A bank regulator in Puerto Rico says it has suspended the operations of a boutique online bank that has been the focus of an international tax-evasion investigation and is owned by Peter Schiff, the outspoken libertarian economist and money manager.
The regulator, the Office of the Commissioner of Financial Institutions of Puerto Rico, issued the cease-and-desist order on Thursday against Euro Pacific Bank, which is based in San Juan, for having inadequate capital levels and compliance controls. Two years earlier, an international group of tax authorities known as the J5 opened an investigation into activities that allowed the bank to serve as a vehicle for suspected tax evasion and money laundering.
“Euro Pacific has a long history of noncompliance,” the office’s commissioner, Natalia Zequeira Díaz, said in a statement. She added that the bank regulator would “not allow or tolerate any financial entity with a license issued by the government of Puerto Rico to operate outside the law or ignore the clear mandates of applicable laws and regulations.”
The investigation by the J5 into Euro Pacific and some of its offshore customers was first reported in fall 2020 by The New York Times and two Australian media organizations. At the time, Mr. Schiff acknowledged that Internal Revenue Service agents had interviewed him, but he said neither he nor the bank was the subject of the inquiry.
In an emailed comment on Thursday, Mr. Schiff, who said he was now the full owner of the privately held bank, expressed surprise at the decision by the bank regulator and said there was “no advance warning.” He added that it “makes no sense” because “the bank has done nothing wrong.” When asked whether the bank would challenge the suspension order, Mr. Schiff said: “Doing what I can. I have no idea what’s driving this.”
He said later that the order referred to “insufficient capital” and that there was nothing about money laundering or tax evasion.
The J5, or the Joint Chiefs of Global Tax Enforcement, was formed in 2018 by tax authorities from the United States, Australia, Britain, Canada and the Netherlands.

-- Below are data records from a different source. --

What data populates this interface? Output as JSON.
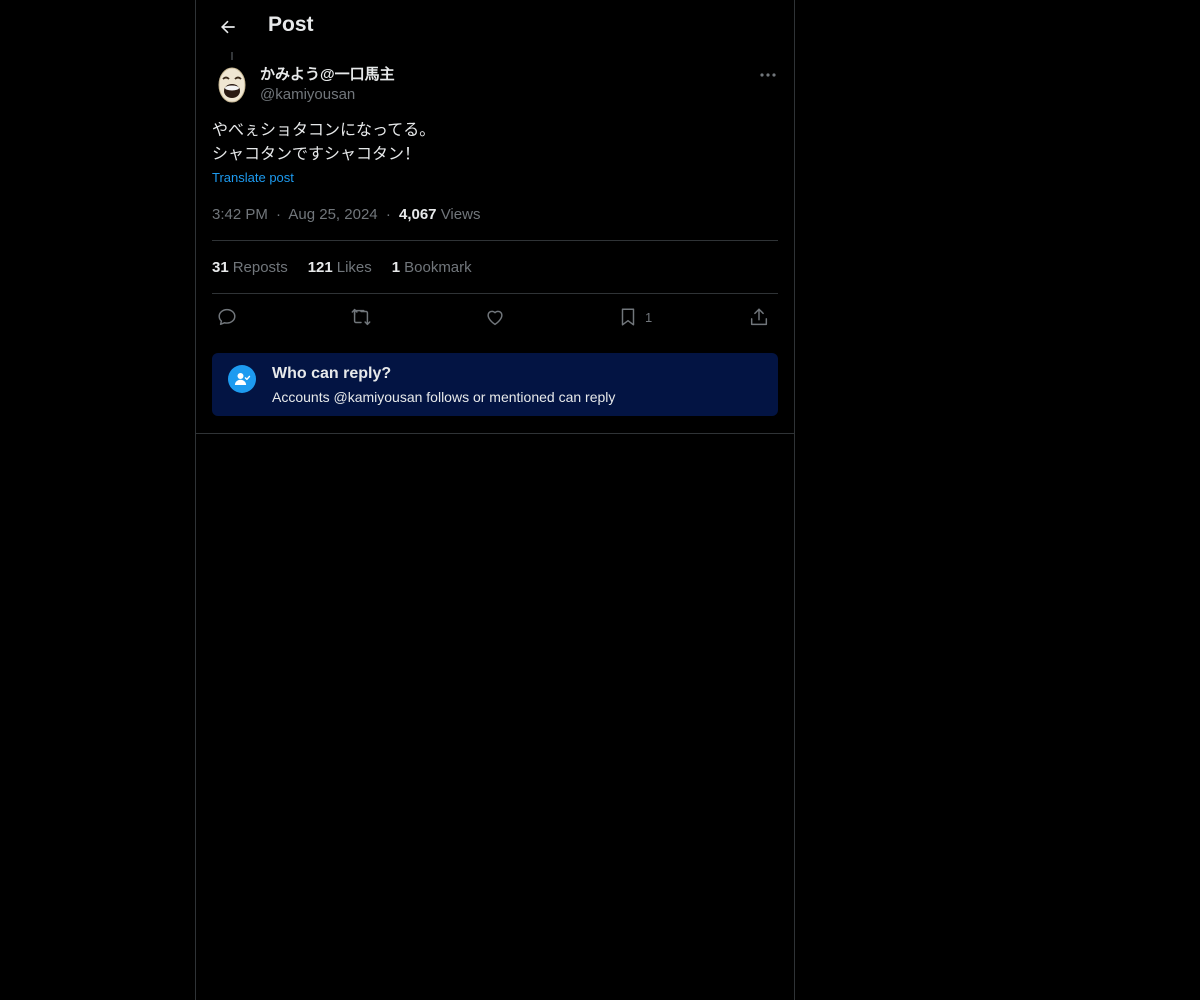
{
  "header": {
    "title": "Post"
  },
  "post": {
    "author": {
      "display_name": "かみよう@一口馬主",
      "handle": "@kamiyousan"
    },
    "text": "やべぇショタコンになってる。\nシャコタンですシャコタン！",
    "translate_label": "Translate post",
    "time": "3:42 PM",
    "date": "Aug 25, 2024",
    "separator": "·",
    "views_count": "4,067",
    "views_label": "Views"
  },
  "stats": {
    "reposts_count": "31",
    "reposts_label": "Reposts",
    "likes_count": "121",
    "likes_label": "Likes",
    "bookmarks_count": "1",
    "bookmarks_label": "Bookmark"
  },
  "actions": {
    "bookmark_count": "1"
  },
  "reply_restriction": {
    "title": "Who can reply?",
    "description": "Accounts @kamiyousan follows or mentioned can reply"
  },
  "colors": {
    "background": "#000000",
    "accent": "#1d9bf0",
    "reply_box": "#031443",
    "muted": "#71767b"
  },
  "icons": {
    "back": "arrow-left-icon",
    "more": "more-horizontal-icon",
    "reply": "speech-bubble-icon",
    "repost": "repost-icon",
    "like": "heart-icon",
    "bookmark": "bookmark-icon",
    "share": "share-icon",
    "reply_restriction": "person-check-icon"
  }
}
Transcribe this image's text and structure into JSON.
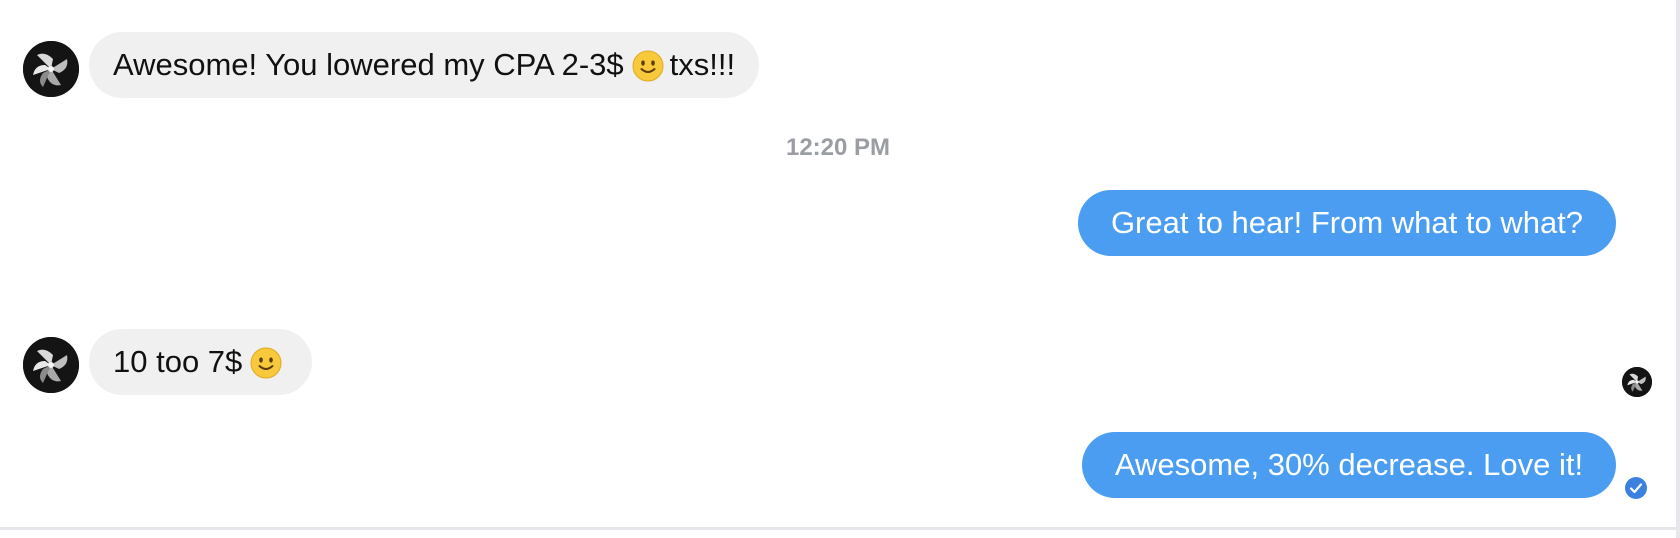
{
  "conversation": {
    "messages": [
      {
        "direction": "incoming",
        "avatar_icon": "contact-avatar-icon",
        "text_before_emoji": "Awesome! You lowered my CPA 2-3$",
        "emoji": "slightly-smiling-face-emoji",
        "text_after_emoji": "txs!!!"
      },
      {
        "direction": "timestamp",
        "text": "12:20 PM"
      },
      {
        "direction": "outgoing",
        "text": "Great to hear! From what to what?"
      },
      {
        "direction": "incoming",
        "avatar_icon": "contact-avatar-icon",
        "text_before_emoji": "10 too 7$",
        "emoji": "slightly-smiling-face-emoji",
        "text_after_emoji": ""
      },
      {
        "direction": "outgoing",
        "text": "Awesome, 30% decrease. Love it!",
        "seen_by_avatar_icon": "seen-avatar-icon",
        "status_icon": "delivered-check-icon"
      }
    ]
  },
  "colors": {
    "incoming_bubble": "#f0f0f0",
    "outgoing_bubble": "#4a9df0",
    "timestamp_text": "#9a9da2",
    "status_icon": "#3b82e0"
  }
}
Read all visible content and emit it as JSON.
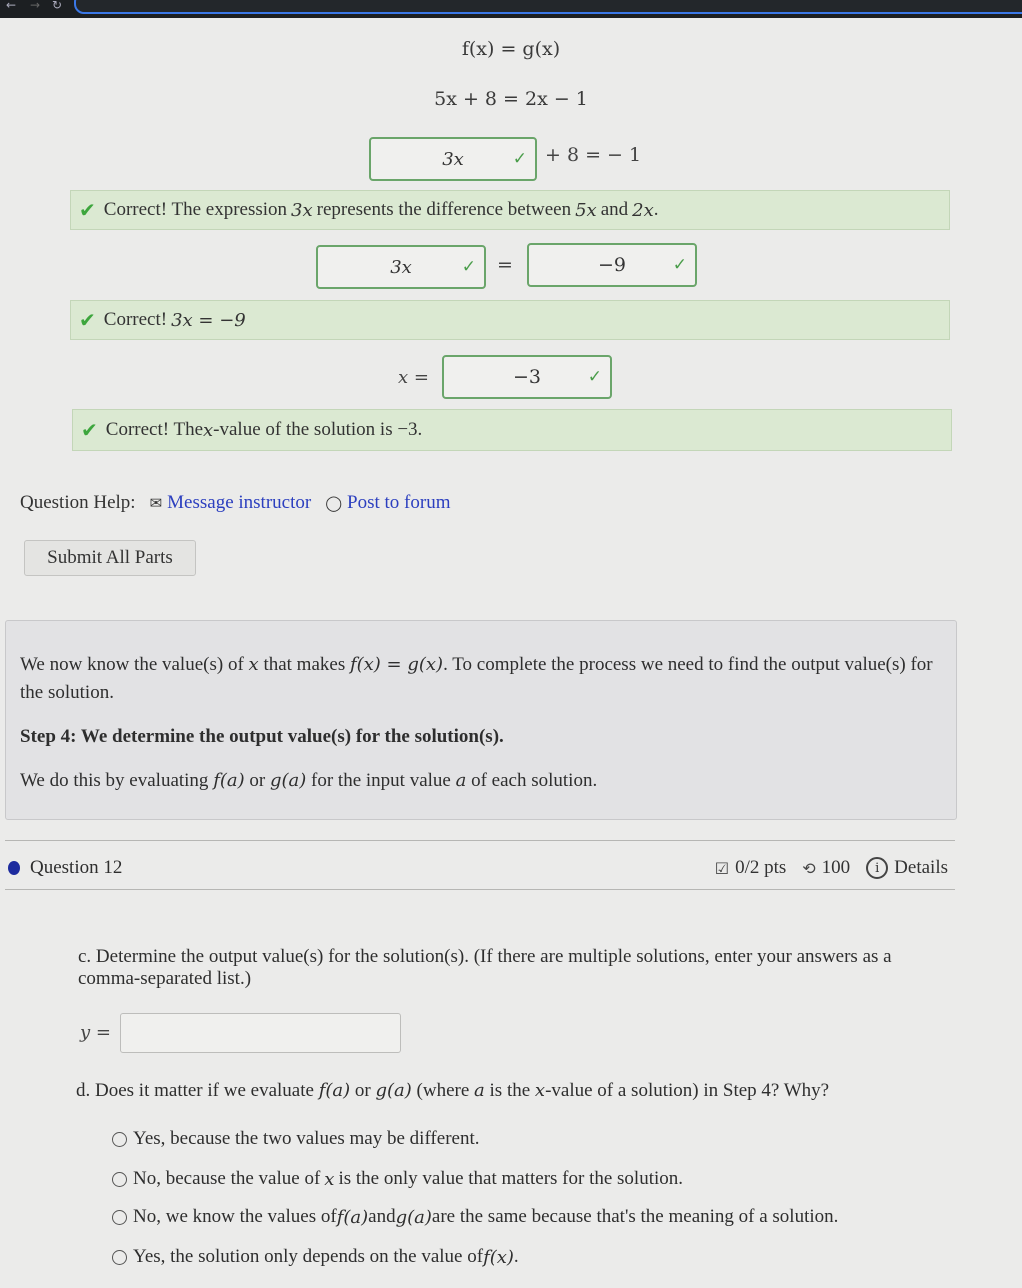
{
  "browser": {
    "back_icon": "arrow-left-icon",
    "forward_icon": "arrow-right-icon",
    "reload_icon": "reload-icon"
  },
  "work": {
    "eq1": "f(x) = g(x)",
    "eq2": "5x + 8 = 2x − 1",
    "step1": {
      "answer": "3x",
      "suffix": "+ 8 = − 1"
    },
    "feedback1": {
      "prefix": "Correct! The expression ",
      "math1": "3x",
      "mid": " represents the difference between ",
      "math2": "5x",
      "and": " and ",
      "math3": "2x",
      "end": "."
    },
    "step2": {
      "left_answer": "3x",
      "equals": "=",
      "right_answer": "−9"
    },
    "feedback2": {
      "prefix": "Correct! ",
      "math": "3x = −9"
    },
    "step3": {
      "label": "x =",
      "answer": "−3"
    },
    "feedback3": {
      "prefix": "Correct! The ",
      "math": "x",
      "rest": "-value of the solution is −3."
    }
  },
  "help": {
    "label": "Question Help:",
    "message_instructor": "Message instructor",
    "post_to_forum": "Post to forum"
  },
  "submit_all_label": "Submit All Parts",
  "info": {
    "p1_a": "We now know the value(s) of ",
    "p1_x": "x",
    "p1_b": " that makes ",
    "p1_eq": "f(x) = g(x)",
    "p1_c": ". To complete the process we need to find the output value(s) for the solution.",
    "step4": "Step 4: We determine the output value(s) for the solution(s).",
    "p3_a": "We do this by evaluating ",
    "p3_f": "f(a)",
    "p3_or": " or ",
    "p3_g": "g(a)",
    "p3_b": " for the input value ",
    "p3_a_var": "a",
    "p3_c": " of each solution."
  },
  "question": {
    "title": "Question 12",
    "points": "0/2 pts",
    "attempts": "100",
    "details": "Details"
  },
  "part_c": {
    "prompt": "c. Determine the output value(s) for the solution(s). (If there are multiple solutions, enter your answers as a comma-separated list.)",
    "y_label": "y =",
    "y_value": ""
  },
  "part_d": {
    "prompt_a": "d. Does it matter if we evaluate ",
    "prompt_f": "f(a)",
    "prompt_or": " or ",
    "prompt_g": "g(a)",
    "prompt_b": " (where ",
    "prompt_a_var": "a",
    "prompt_c": " is the ",
    "prompt_x": "x",
    "prompt_d": "-value of a solution) in Step 4? Why?",
    "options": [
      {
        "text": "Yes, because the two values may be different."
      },
      {
        "text_a": "No, because the value of ",
        "math": "x",
        "text_b": " is the only value that matters for the solution."
      },
      {
        "text_a": "No, we know the values of ",
        "math1": "f(a)",
        "and": " and ",
        "math2": "g(a)",
        "text_b": " are the same because that's the meaning of a solution."
      },
      {
        "text_a": "Yes, the solution only depends on the value of ",
        "math": "f(x)",
        "text_b": "."
      }
    ]
  }
}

The group came together in response to some of the disclosures in the so-called Panama Papers, the leaked documents of a Panamanian law firm that detailed the shell companies and tax gimmicks the rich use to hide their wealth.
The J5 investigation into Euro Pacific — known as Operation Atlantis — was one of the first big inquiries by the multijurisdiction task force, which has been led by tax authorities from Australia and the United States.
Euro Pacific had about 8,000 depositors from around the world and held $140 million in deposits before the investigation was reported by The Times; The Age, an Australian newspaper; and the Australian version of “60 Minutes.” The reports noted that a former employee had said Euro Pacific did not do much vetting of its customers’ backgrounds.
Mr. Schiff has said that the reports about the investigation have caused the bank to lose business and that many of its customers closed accounts.
Mr. Schiff is well known for his deep-seated animosity to paying taxes, and he earned the name Dr. Doom after correctly predicting the 2008 financial crisis. More recently, he was a major critic of Bitcoin. Mr. Schiff founded Euro Pacific in 2011 in the lush Caribbean outpost of St. Vincent and the Grenadines before moving the bank to Puerto Rico in 2017. He had promoted Euro Pacific as an alternative to the established banking system.
The J5 issued a statement applauding the action by the banking regulator for Puerto Rico and said it sent a strong message to financial institutions that provide a safe haven for tax cheats.
“There is no doubt that O.C.I.F.’s work sends a strong message to others that the Puerto Rican financial industry will not be a haven for tax evaders or illegal conduct,” said Jim Lee, chief of the I.R.S.’s criminal investigation division.
Mr. Lee said the action taken by the bank regulator was separate from the J5 investigation. He said J5 was continuing to work on more than a hundred inquiries related to entities and individuals associated with Euro Pacific.
The Puerto Rican action is notable because the bank regulator has had a reputation for imposing light oversight of financial institutions on the island. In fall 2020, the regulator had yet to conduct an official examination of Euro Pacific even though the bank had been operating in Puerto Rico for three years.